The origin of gollywobbler is, sadly, unknown, but I imagine that running aloft to hoist one would have been a wobbly and rather terrifying task on the taller of the tall-ships. The gollywobbler is believed to have given rise to the expression “I have the collywobbles” which means to be afraid.

In other news this week, I’ve finished the major editing on my book about the fascinating people behind eponyms “How to Get Your Name into the Dictionary”. Now begins the the fine edits and work with the proof-reader and cover-designer. I’ll keep you posted on progress. If any of you review books, let me know in the comments or @Wordfoolery on twitter and I’ll send an ARC your way.

Until next time happy reading, writing, and wordfooling,

Grace (@Wordfoolery)

Lambing is in full swing


Did you know today is the vernal equinox? I didn’t. I was more focused on the clocks going forward this weekend (for European Daylight Saving) which will mean I can do evening outdoor Scout meetings again and hike longer in the day. Yes, that’s the way my mind works.

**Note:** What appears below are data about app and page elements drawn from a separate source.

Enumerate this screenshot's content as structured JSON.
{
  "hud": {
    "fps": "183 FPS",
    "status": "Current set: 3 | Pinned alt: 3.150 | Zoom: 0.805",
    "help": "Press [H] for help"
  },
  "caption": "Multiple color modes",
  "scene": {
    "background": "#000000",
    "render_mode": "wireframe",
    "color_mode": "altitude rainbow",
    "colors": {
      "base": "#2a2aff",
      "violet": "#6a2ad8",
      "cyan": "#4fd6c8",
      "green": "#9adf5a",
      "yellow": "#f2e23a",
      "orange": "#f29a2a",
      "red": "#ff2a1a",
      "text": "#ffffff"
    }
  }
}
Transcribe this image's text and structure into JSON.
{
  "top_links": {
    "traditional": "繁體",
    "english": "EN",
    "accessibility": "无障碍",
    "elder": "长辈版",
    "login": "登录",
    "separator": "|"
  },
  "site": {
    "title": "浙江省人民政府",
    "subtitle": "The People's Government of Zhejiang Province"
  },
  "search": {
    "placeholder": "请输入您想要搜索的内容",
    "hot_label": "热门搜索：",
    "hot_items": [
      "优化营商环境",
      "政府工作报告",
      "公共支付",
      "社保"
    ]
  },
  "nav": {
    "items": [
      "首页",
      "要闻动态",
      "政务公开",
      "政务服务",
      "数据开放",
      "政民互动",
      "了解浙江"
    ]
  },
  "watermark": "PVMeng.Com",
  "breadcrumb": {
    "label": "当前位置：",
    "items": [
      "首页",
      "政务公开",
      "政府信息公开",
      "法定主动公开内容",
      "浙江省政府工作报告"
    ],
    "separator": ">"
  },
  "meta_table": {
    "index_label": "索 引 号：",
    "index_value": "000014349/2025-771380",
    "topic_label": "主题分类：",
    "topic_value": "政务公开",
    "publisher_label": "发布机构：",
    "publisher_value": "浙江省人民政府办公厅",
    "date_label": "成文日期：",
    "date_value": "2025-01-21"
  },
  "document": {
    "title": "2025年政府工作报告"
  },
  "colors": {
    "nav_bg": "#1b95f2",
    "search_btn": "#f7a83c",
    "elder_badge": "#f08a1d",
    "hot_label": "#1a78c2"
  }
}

But I had noticed that it was pretty springy around here today. The clue was the frantic baa-ing from the fields I passed on my morning walk as ewes sought to protect their new lambs from my gaze, the upswing in temperatures, and the consequent blooming of wild primroses, dandelions, and wood anemones on the banks.

So what’s the vernal equinox anyhow? It’s one of two times per year when the sun is positioned directly above the equator and hence we have equal day and night. The vernal (or spring) equinox marks the point in the year when the northern hemisphere begins to tilt towards the sun and we get longer, warmer days. It’s the astronomical start of spring (unless you’re in the southern hemisphere in which case it’s the start of autumn) and certainly in these parts it is when the countryside wakes up and the farmers stay up later. A brightly-lit tractor passed me this evening on its way to sow fields in the dark.

Wild Primroses (an edible flower)

Vernal equinox has Roman roots. Ver is Latin for spring and vernal means “of spring”. The Romans gave this word to several other languages in fact – Norse, Greek, Lithuanian, Armenian, Sanskrit, Slavonic, and Persian. Equinox is an almost direct import from Latin too. Aequi means equal and nox means night and the term entered English in late middle English.

The Romans can’t claim to have discovered it, however, as even megalithic people marked the equinox with stone circles and cultures worldwide have marked the date with various celebrations and rites, many associated with fertility. Knowing when to sow crops has always been an important consideration after a long dark winter.

The Romans took a typically imperial approach. They named the month, March, in honour of Mars their god of war for one simple reason. The weather in March, thanks to the equinox, dried up enough to allow war season to commence. They regarded it as the first month of their year.

I wish March marked such a dramatic change in weather in these latitudes. Sadly this morning’s sunshine has now vanished into a sudden temperature drop and a snow forecast. Spring takes a while to unfurl in these parts.

Until next time happy reading, writing, and vernal wordfooling,